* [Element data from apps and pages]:
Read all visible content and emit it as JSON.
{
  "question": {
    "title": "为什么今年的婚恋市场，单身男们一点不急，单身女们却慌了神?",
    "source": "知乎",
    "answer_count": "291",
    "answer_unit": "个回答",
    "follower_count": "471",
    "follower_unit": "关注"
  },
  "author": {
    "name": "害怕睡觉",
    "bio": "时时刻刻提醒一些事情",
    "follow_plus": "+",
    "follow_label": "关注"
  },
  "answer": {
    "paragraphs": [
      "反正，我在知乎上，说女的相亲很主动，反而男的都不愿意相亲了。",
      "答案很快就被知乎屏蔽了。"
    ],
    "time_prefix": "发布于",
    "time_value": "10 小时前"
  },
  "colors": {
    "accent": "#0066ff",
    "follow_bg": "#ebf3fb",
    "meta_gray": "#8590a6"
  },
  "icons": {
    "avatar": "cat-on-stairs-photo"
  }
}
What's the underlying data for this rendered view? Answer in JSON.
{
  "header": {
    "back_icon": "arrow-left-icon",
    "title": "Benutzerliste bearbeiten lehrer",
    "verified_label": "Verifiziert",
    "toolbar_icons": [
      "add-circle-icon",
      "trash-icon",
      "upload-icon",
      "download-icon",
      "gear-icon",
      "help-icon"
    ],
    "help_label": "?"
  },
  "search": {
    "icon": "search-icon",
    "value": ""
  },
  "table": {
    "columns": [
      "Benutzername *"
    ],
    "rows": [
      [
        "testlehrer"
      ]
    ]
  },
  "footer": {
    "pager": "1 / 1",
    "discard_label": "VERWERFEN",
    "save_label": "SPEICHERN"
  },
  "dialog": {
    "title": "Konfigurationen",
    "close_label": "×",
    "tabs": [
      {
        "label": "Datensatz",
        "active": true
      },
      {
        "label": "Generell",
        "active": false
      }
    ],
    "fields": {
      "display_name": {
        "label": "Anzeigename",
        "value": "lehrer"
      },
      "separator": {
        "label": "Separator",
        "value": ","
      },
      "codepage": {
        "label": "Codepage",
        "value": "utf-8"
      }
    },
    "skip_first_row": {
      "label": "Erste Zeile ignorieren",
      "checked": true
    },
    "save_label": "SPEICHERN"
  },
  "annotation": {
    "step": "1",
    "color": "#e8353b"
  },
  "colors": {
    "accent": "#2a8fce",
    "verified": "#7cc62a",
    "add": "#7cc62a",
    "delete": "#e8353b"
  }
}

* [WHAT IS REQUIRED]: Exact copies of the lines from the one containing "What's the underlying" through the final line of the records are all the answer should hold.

* [ANSWER]:
What's the underlying data for this rendered view? Answer in JSON.
{
  "header": {
    "back_icon": "arrow-left-icon",
    "title": "Benutzerliste bearbeiten lehrer",
    "verified_label": "Verifiziert",
    "toolbar_icons": [
      "add-circle-icon",
      "trash-icon",
      "upload-icon",
      "download-icon",
      "gear-icon",
      "help-icon"
    ],
    "help_label": "?"
  },
  "search": {
    "icon": "search-icon",
    "value": ""
  },
  "table": {
    "columns": [
      "Benutzername *"
    ],
    "rows": [
      [
        "testlehrer"
      ]
    ]
  },
  "footer": {
    "pager": "1 / 1",
    "discard_label": "VERWERFEN",
    "save_label": "SPEICHERN"
  },
  "dialog": {
    "title": "Konfigurationen",
    "close_label": "×",
    "tabs": [
      {
        "label": "Datensatz",
        "active": true
      },
      {
        "label": "Generell",
        "active": false
      }
    ],
    "fields": {
      "display_name": {
        "label": "Anzeigename",
        "value": "lehrer"
      },
      "separator": {
        "label": "Separator",
        "value": ","
      },
      "codepage": {
        "label": "Codepage",
        "value": "utf-8"
      }
    },
    "skip_first_row": {
      "label": "Erste Zeile ignorieren",
      "checked": true
    },
    "save_label": "SPEICHERN"
  },
  "annotation": {
    "step": "1",
    "color": "#e8353b"
  },
  "colors": {
    "accent": "#2a8fce",
    "verified": "#7cc62a",
    "add": "#7cc62a",
    "delete": "#e8353b"
  }
}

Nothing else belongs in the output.